Try it: Word for word, set down the entries below.

(Material shown)

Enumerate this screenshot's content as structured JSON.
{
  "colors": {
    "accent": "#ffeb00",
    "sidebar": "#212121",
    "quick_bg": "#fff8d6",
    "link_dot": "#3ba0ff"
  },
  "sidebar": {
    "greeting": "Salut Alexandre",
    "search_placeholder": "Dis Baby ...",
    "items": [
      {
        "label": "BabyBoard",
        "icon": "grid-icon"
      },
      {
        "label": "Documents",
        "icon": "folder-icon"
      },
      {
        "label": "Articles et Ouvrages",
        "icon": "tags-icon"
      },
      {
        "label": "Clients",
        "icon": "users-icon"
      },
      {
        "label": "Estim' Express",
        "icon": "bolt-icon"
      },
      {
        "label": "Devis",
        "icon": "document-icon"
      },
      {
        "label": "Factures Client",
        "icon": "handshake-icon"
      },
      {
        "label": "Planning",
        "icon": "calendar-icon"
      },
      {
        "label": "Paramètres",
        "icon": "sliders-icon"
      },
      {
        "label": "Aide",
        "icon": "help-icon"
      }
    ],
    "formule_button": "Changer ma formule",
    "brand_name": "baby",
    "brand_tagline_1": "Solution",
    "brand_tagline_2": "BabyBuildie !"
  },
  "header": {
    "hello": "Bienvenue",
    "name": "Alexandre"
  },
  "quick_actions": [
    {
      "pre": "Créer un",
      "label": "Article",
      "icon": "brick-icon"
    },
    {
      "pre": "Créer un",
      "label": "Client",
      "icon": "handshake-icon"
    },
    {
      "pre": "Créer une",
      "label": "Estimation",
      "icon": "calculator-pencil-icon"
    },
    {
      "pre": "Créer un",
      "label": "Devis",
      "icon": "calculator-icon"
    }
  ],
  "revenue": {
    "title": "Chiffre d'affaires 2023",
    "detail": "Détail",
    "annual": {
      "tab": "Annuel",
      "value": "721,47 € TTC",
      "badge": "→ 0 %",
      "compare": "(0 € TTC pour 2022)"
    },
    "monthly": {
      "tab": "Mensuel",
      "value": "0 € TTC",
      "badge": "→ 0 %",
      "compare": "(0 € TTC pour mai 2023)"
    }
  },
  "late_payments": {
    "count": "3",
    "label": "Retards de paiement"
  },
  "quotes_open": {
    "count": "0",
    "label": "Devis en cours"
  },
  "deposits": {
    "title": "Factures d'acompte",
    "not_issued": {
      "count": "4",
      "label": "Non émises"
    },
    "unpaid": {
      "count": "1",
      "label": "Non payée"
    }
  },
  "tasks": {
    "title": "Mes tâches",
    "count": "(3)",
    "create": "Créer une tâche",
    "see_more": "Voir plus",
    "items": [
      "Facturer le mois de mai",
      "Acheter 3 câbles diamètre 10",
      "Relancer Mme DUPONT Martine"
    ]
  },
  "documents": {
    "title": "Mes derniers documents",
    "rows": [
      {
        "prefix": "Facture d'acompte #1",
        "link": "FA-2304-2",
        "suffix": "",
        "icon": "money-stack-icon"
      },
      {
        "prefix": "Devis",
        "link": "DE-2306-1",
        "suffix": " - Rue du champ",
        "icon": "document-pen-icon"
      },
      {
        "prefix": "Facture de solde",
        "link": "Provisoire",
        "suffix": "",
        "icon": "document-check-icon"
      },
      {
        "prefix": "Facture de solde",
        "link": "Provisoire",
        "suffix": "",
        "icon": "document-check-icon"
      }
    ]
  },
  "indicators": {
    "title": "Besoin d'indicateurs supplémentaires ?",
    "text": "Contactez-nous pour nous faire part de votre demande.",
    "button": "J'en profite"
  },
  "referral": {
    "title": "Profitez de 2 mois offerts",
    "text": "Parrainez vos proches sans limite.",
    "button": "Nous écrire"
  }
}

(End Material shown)

Solution for this exercise:
Enumerate this screenshot's content as structured JSON.
{
  "colors": {
    "accent": "#ffeb00",
    "sidebar": "#212121",
    "quick_bg": "#fff8d6",
    "link_dot": "#3ba0ff"
  },
  "sidebar": {
    "greeting": "Salut Alexandre",
    "search_placeholder": "Dis Baby ...",
    "items": [
      {
        "label": "BabyBoard",
        "icon": "grid-icon"
      },
      {
        "label": "Documents",
        "icon": "folder-icon"
      },
      {
        "label": "Articles et Ouvrages",
        "icon": "tags-icon"
      },
      {
        "label": "Clients",
        "icon": "users-icon"
      },
      {
        "label": "Estim' Express",
        "icon": "bolt-icon"
      },
      {
        "label": "Devis",
        "icon": "document-icon"
      },
      {
        "label": "Factures Client",
        "icon": "handshake-icon"
      },
      {
        "label": "Planning",
        "icon": "calendar-icon"
      },
      {
        "label": "Paramètres",
        "icon": "sliders-icon"
      },
      {
        "label": "Aide",
        "icon": "help-icon"
      }
    ],
    "formule_button": "Changer ma formule",
    "brand_name": "baby",
    "brand_tagline_1": "Solution",
    "brand_tagline_2": "BabyBuildie !"
  },
  "header": {
    "hello": "Bienvenue",
    "name": "Alexandre"
  },
  "quick_actions": [
    {
      "pre": "Créer un",
      "label": "Article",
      "icon": "brick-icon"
    },
    {
      "pre": "Créer un",
      "label": "Client",
      "icon": "handshake-icon"
    },
    {
      "pre": "Créer une",
      "label": "Estimation",
      "icon": "calculator-pencil-icon"
    },
    {
      "pre": "Créer un",
      "label": "Devis",
      "icon": "calculator-icon"
    }
  ],
  "revenue": {
    "title": "Chiffre d'affaires 2023",
    "detail": "Détail",
    "annual": {
      "tab": "Annuel",
      "value": "721,47 € TTC",
      "badge": "→ 0 %",
      "compare": "(0 € TTC pour 2022)"
    },
    "monthly": {
      "tab": "Mensuel",
      "value": "0 € TTC",
      "badge": "→ 0 %",
      "compare": "(0 € TTC pour mai 2023)"
    }
  },
  "late_payments": {
    "count": "3",
    "label": "Retards de paiement"
  },
  "quotes_open": {
    "count": "0",
    "label": "Devis en cours"
  },
  "deposits": {
    "title": "Factures d'acompte",
    "not_issued": {
      "count": "4",
      "label": "Non émises"
    },
    "unpaid": {
      "count": "1",
      "label": "Non payée"
    }
  },
  "tasks": {
    "title": "Mes tâches",
    "count": "(3)",
    "create": "Créer une tâche",
    "see_more": "Voir plus",
    "items": [
      "Facturer le mois de mai",
      "Acheter 3 câbles diamètre 10",
      "Relancer Mme DUPONT Martine"
    ]
  },
  "documents": {
    "title": "Mes derniers documents",
    "rows": [
      {
        "prefix": "Facture d'acompte #1",
        "link": "FA-2304-2",
        "suffix": "",
        "icon": "money-stack-icon"
      },
      {
        "prefix": "Devis",
        "link": "DE-2306-1",
        "suffix": " - Rue du champ",
        "icon": "document-pen-icon"
      },
      {
        "prefix": "Facture de solde",
        "link": "Provisoire",
        "suffix": "",
        "icon": "document-check-icon"
      },
      {
        "prefix": "Facture de solde",
        "link": "Provisoire",
        "suffix": "",
        "icon": "document-check-icon"
      }
    ]
  },
  "indicators": {
    "title": "Besoin d'indicateurs supplémentaires ?",
    "text": "Contactez-nous pour nous faire part de votre demande.",
    "button": "J'en profite"
  },
  "referral": {
    "title": "Profitez de 2 mois offerts",
    "text": "Parrainez vos proches sans limite.",
    "button": "Nous écrire"
  }
}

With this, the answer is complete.